Easter is just a couple of weeks away. And as the biggest church attendance day of the year, church leaders should fully leverage it for kingdom growth and discipleship.
That means we should be reaching new people, more deeply connecting people who already attend, serving people outside church walls, and growing closer in community with each other.
So do you have a plan in place to make that happen? You probably already have most of the details of your Easter Sunday already set, but consider these nine quick tips as you go into the last few weeks leading up to the Super Bowl of church services.
1. Set Goals
What’s your target attendance number? How many volunteers do you hope to have? How many people do you want to sign up for small groups the following week? Whatever your goals, make sure they meet five criteria: They’re specific, measurable, your own (not forced on you by someone else), time-sensitive and written down. You’ll have a better chance of meeting them that way!
2. Include Every Ministry in Your Church
Each of your ministries should own the church’s Easter goal, too. If a goal is to double your number of volunteers, for example, then every ministry’s volunteer numbers should double.
The same thing goes for attendance. The idea is that across-the-board participation creates energy and community. Keep in mind that casting this vision needs to happen early, not two days before Easter.
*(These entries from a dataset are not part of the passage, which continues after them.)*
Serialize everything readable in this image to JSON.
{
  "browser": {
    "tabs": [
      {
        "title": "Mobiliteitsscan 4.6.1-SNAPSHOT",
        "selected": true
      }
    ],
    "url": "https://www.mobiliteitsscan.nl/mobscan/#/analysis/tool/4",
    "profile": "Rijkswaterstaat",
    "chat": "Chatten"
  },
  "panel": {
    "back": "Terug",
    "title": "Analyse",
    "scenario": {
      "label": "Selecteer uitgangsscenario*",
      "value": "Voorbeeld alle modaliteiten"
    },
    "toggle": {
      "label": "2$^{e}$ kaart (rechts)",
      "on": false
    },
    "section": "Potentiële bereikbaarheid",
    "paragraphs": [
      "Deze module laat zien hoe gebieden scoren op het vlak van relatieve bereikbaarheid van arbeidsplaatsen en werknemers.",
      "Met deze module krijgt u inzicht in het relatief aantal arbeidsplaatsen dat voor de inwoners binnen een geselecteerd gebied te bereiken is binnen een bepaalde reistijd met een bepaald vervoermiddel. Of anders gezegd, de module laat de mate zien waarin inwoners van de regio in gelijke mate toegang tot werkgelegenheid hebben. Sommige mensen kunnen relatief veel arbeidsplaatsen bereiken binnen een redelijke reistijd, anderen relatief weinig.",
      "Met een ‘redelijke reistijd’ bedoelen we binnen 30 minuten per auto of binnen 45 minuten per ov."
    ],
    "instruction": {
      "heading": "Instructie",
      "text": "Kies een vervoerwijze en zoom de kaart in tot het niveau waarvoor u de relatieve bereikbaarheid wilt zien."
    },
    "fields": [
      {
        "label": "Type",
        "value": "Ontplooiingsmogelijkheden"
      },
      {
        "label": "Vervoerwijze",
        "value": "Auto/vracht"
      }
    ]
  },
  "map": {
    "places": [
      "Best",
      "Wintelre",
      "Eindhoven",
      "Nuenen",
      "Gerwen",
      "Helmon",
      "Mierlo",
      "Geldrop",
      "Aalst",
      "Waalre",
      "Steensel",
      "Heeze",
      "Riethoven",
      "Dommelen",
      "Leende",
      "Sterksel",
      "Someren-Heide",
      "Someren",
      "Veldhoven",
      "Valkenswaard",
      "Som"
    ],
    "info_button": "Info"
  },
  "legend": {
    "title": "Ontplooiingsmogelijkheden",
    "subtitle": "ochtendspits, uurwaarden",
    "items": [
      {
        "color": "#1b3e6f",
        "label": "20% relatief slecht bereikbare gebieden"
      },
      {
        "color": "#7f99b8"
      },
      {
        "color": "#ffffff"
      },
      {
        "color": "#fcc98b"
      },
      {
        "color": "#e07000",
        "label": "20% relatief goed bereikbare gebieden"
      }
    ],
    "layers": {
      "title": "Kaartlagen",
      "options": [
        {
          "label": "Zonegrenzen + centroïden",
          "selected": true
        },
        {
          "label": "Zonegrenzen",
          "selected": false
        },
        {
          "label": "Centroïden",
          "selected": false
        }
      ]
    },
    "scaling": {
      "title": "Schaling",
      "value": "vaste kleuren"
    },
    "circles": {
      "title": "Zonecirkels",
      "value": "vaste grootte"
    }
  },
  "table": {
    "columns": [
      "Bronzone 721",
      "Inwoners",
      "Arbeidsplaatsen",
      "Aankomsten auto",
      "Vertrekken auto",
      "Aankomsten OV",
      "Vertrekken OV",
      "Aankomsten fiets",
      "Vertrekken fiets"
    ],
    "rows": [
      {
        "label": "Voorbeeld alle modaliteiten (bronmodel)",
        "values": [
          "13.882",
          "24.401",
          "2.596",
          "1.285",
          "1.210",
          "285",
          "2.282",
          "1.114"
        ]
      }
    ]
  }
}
3. Create Excitement Among Volunteers and Staff
As pastors, what can we do to create energy? How about a worship rally? An event in the community? A special vision night? Look for fresh ways to communicate your passion and vision for Easter’s potential to the rest of your staff and volunteers.
4. Assess Infrastructure
Make sure your Easter plans go as smoothly as the center of a Cadbury Crème Egg. Do you have enough staff to run everything? Are the big events safe and secure? Will your number of services accommodate the expected crowds? Can you handle a large response to the gospel? If you address potential problems before they happen, they’re less likely to cause setbacks on the big day.
5. Put a Good Follow-Up Process in Place
Easter’s not over when the clock strikes midnight. It continues well into the weeks afterward. So plan for that now. How will you identify and follow up with new guests? What gift can you give them? How will you thank volunteers and train emerging ones? Will your staff need a post-Easter break? How will you leverage all that happened on Easter for staff morale and vision casting to the congregation?
6. Identify and Emphasize Your Church’s Unique Qualities
What’s sticky and memorable about your church that would compel a nonbeliever to attend on Easter? How can you highlight that? Using a variety of platforms, equip current attendees with the vision and resources to share with those they invite. Remember, speak to the head and to the heart.
7. Reach Into the Community
What activities are already happening around town that you can join? Egg hunts? 5K races? Spring parades? Also look at what you can do on your own property that will draw people in, like a neighborhood block party. Look for ideas that you can put into action before, during and after Easter.
8. Motivate Easter Guests to Return
Do many people in your community have a felt need that your church could meet? Find out what those needs are, and use Easter to communicate your support with urgency and authentic passion—then have a plan to put that support into action.
9. Leverage Easter for Discipleship
What can you do post-Easter to begin discipling the people you meet that day? Think about discipleship classes or new believer studies that you can start the very next week. Andy Stanley has one of the best new believer series done in recent years called Starting Point. And here’s a way to reach the new families you’ll see that day. Also consider small groups. You might want to stop groups a few weeks before Easter and relaunch the week afterward, creating opportunities for new folks to get plugged in.
So, now that you’ve considered these tips, what else can you adjust, reconsider or adapt when it comes to your Easter plans? Remember, Easter’s a special day in the life of the church. Not only because Christ rose for all of us, but also because it’s probably the best day of the year to reach in, reach out, and grow His kingdom.
Let’s ask the questions, have the long meetings, and spill ourselves out leveraging this opportunity!